Nawabzada Akbar Bugti, a highly revered and important figure for the Baloch people was a remarkable man, full of character, fighting for the liberation and progress of his people in the rural areas of Balochistan. Similarly, there are many tribal families in Pakistan with equally credible and praise worthy feudal lords who have introduced education, shelter and food for their tribes in many hard-to-get areas of the province. For their children’s generations to be throwing their heritage and culture away is not only saddening but indicative of the sad plight that the youth of Pakistan has reached.
This event brings out the nature of unmonitored parties taking place in the urban capitals of Pakistan. Many conservative Pakistanis bash Western clubs and bars without paying attention to the dangerous and unforeseeable events taking place within residential homes, in upscale neighbourhoods, where there are virtually no ground rules governing the nature of these parties.
The concept of being ID’d for age is mandatory at every event with licensed alcohol in the developed world. Parties in Pakistan play host to people ranging from the age of 15 to 50. Girls younger than 18 are not looked at as minors and anyone in attendance can order a drink without facing legal consequences. Of course alcohol is banned in Pakistan, but flows like the sweet rivers of jannat, sans moderation and inspection.
There are no body searches before you enter the party, so whether you’re carrying a bag of cocaine or unlicensed ammunition, there are no metal detectors or bouncers ensuring the safety of all those in attendance.

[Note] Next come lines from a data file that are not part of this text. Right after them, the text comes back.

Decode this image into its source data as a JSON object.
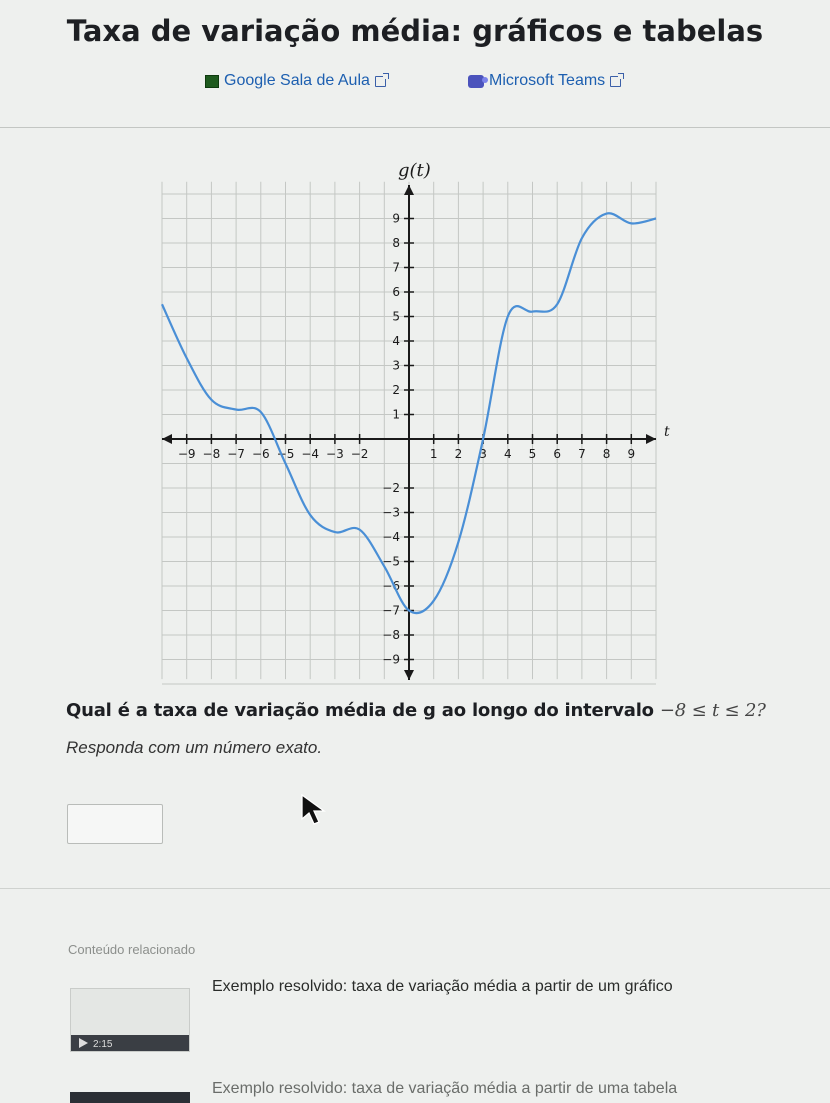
{
  "page": {
    "title": "Taxa de variação média: gráficos e tabelas",
    "share": {
      "classroom_label": "Google Sala de Aula",
      "teams_label": "Microsoft Teams"
    }
  },
  "graph": {
    "function_label": "g(t)",
    "t_label": "t",
    "x_ticks": [
      "−9",
      "−8",
      "−7",
      "−6",
      "−5",
      "−4",
      "−3",
      "−2",
      "1",
      "2",
      "3",
      "4",
      "5",
      "6",
      "7",
      "8",
      "9"
    ],
    "y_ticks": [
      "9",
      "8",
      "7",
      "6",
      "5",
      "4",
      "3",
      "2",
      "1",
      "−2",
      "−3",
      "−4",
      "−5",
      "−6",
      "−7",
      "−8",
      "−9"
    ],
    "curve_color": "#4a8fd6",
    "curve_points": [
      [
        -10,
        5.5
      ],
      [
        -9,
        3.3
      ],
      [
        -8,
        1.6
      ],
      [
        -7,
        1.2
      ],
      [
        -6,
        1.1
      ],
      [
        -5,
        -1
      ],
      [
        -4,
        -3.1
      ],
      [
        -3,
        -3.8
      ],
      [
        -2,
        -3.7
      ],
      [
        -1,
        -5.2
      ],
      [
        0,
        -7
      ],
      [
        1,
        -6.6
      ],
      [
        2,
        -4.2
      ],
      [
        3,
        0
      ],
      [
        4,
        5
      ],
      [
        5,
        5.2
      ],
      [
        6,
        5.5
      ],
      [
        7,
        8.2
      ],
      [
        8,
        9.2
      ],
      [
        9,
        8.8
      ],
      [
        10,
        9
      ]
    ]
  },
  "question": {
    "text": "Qual é a taxa de variação média de g ao longo do intervalo",
    "interval": "−8 ≤ t ≤ 2?",
    "instruction": "Responda com um número exato.",
    "answer_value": ""
  },
  "related": {
    "heading": "Conteúdo relacionado",
    "items": [
      {
        "title": "Exemplo resolvido: taxa de variação média a partir de um gráfico",
        "duration": "2:15"
      },
      {
        "title": "Exemplo resolvido: taxa de variação média a partir de uma tabela"
      }
    ]
  }
}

Once you make it past the gates of the party, anything can happen.
In the case of the recent shoot out, we saw how this relaxed and indifferent atmosphere of partying resulted in deaths and severe injury of some very young and affluent Pakistanis.
Cops often get bribed to side with the most affluent kids and provide them with security and patrol at the entrances of these gatherings.
Too rich for your own good
If you don’t have money and status, there is no point starting a fight with anyone because you will not win, no matter how right you may be.
Rich parents give their children access to luxury cars, gun laden guards, pistols, knives and copious amounts of money so their spawn can show off their wealth and stature on roads filled with orphans, beggars and people living below all humane standards of poverty and starvation.
Pakistanis need to realize that the youth have to be given a healthy avenue to express themselves and to be able to socialise and network with each other outside of their schools. While the club culture is virtually non-existent, if private parties are to be thrown, there has to be a system in place overseeing safety measures and organization.
It is a rather sad state of affairs when the youth speaks with guns and violence, instead of peace and tolerance, over some of the most futile matters, such as gaining entry into a party uninvited or quarrelling over who gets to make an entrance first.
Is the hopelessness and indifference so high in Pakistani society, that parents have blinded themselves to the unhealthy development of their own children?
The views expressed by the writer and the reader comments do not necessarily reflect the views and policies of The Express Tribune.